3: Principle of National Preference
We regard it as fundamental that every policy, plan, decision and action of government be directed by the question: "What is best for Britain and the British?" A government's first loyalty and responsibility must always be to the people who elect it, overriding other interests. This principle should inform all aspects of government and administration, prioritising British people in housing, employment, education, health and welfare, and guiding policy in foreign affairs, energy, environment, the economy and all other areas. Every decision and action must be driven by rational evaluation of present and long-term benefits to Britain and the British. The principle of national preference dictates also that science, technology and the free market are not ends in themselves, but to be directed to the advancement and wellbeing of the British people.
4: Primacy of National Culture
The erosion of British identity and culture are real and grave problems, and are the manifestations of an underlying, deeper malaise. British culture, which constitutes certain ways of living, organising, communicating, creating and believing that have evolved in these islands over centuries, is the glue that can hold our society together. It provides continuity with the past, giving the young a source of identity and connectedness with place and history, and as the context within which tradition and modernity interact and evolve, it directs us into the future. Above all, British culture, in its rich and varied manifestations, provides shared values, practices and understandings that can unite otherwise disparate communities. The principle of national cultural primacy asserts the primacy of British culture over imported cultures in all areas of public life. The principle is universal, in that it recognises and supports the right of every other nation to defend and assert its own culture above all others within its borders, thereby sustaining true cultural diversity at the global level and resisting cultural homogenisation.
5: Christian Ethics and Morality
We favour a system of ethics and morality that allows for absolute determinations of right and wrong. Only with such a system of values is it possible to oppose practices that, for example, injure or subjugate women, minorities, children or animals. For two millennia Christianity has provided the West's ethical and moral framework, and one does not need to be a Christian or agree with Christian theology to recognize that Britain â€“ and the West in general â€“ would lose its identity, would lose itself, if it repudiated the system that has enabled our civilization to flourish and develop above all others.
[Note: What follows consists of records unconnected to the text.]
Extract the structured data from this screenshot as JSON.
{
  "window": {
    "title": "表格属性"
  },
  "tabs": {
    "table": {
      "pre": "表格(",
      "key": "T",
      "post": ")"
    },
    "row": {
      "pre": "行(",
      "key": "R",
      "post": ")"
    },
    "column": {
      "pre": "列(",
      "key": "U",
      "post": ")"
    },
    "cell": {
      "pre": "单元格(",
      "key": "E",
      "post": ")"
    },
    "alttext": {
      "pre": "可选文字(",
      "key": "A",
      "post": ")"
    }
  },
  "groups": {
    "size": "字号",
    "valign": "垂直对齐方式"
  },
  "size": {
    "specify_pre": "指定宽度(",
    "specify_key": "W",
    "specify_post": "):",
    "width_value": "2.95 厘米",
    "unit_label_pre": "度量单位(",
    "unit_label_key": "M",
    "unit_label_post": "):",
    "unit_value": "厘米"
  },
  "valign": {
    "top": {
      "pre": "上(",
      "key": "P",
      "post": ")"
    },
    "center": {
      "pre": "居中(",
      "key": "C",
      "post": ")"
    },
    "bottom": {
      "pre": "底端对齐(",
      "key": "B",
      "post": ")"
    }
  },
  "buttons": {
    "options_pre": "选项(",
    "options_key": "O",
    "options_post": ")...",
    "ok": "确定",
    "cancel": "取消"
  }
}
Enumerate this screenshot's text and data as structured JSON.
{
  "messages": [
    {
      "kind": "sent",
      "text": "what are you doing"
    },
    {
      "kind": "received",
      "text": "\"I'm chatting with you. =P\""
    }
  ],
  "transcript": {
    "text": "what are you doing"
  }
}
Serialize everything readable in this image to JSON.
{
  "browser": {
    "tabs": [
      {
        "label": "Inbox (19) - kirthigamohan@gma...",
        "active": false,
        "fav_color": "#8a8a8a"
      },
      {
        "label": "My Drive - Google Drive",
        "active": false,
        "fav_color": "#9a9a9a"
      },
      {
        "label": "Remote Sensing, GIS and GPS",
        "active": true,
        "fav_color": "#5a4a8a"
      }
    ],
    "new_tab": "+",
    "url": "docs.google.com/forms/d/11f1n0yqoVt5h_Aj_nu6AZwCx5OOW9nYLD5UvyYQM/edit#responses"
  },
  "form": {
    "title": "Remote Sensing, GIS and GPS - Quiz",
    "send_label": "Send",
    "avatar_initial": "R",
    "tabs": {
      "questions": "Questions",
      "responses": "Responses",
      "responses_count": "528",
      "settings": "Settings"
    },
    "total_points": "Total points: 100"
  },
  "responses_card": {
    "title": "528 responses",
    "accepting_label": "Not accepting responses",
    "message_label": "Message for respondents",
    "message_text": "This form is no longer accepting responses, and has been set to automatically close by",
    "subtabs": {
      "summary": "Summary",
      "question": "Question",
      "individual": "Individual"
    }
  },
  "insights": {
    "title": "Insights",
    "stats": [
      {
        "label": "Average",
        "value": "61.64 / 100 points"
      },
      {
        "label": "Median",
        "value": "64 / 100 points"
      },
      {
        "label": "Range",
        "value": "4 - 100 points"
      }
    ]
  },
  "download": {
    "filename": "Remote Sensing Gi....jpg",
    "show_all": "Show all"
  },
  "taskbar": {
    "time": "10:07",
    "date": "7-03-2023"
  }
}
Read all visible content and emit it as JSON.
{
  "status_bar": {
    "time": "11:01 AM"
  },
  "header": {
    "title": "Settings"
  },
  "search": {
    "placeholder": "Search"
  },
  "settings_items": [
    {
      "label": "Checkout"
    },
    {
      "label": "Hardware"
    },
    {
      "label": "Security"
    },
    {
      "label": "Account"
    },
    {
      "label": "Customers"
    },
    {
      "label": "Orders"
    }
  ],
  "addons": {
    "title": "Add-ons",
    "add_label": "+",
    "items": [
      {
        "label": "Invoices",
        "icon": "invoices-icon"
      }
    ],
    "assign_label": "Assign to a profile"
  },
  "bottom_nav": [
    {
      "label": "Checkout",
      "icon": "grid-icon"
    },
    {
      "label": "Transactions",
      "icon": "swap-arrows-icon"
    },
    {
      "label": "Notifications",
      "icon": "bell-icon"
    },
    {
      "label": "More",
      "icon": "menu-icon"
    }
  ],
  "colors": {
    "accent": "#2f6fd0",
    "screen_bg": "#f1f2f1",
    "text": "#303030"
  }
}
Christian ethics and morality provide the alternative to empty materialism, can help us overcome the present spiritual crisis, heal and rebuild the family and civil society, and give Britain and the West continuing strength to resist inhuman and subjugating ideologies such as Marxism, globalism and Islam.
6. Upholding Western Civilisation
There are many precepts, values and achievements of Western civilization which are worth protecting and fighting for, especially now that they are threatened by the progress of Islamic fundamentalism. They include popular democracy, equality of value of all human beings, the rights of women and minorities, freedom of speech and religion, animal welfare, science, logic and rational thought. The civilization of the West, which was founded on the Greco-Roman world and Christianity, would cease to exist if it renounced these, its most fundamental roots.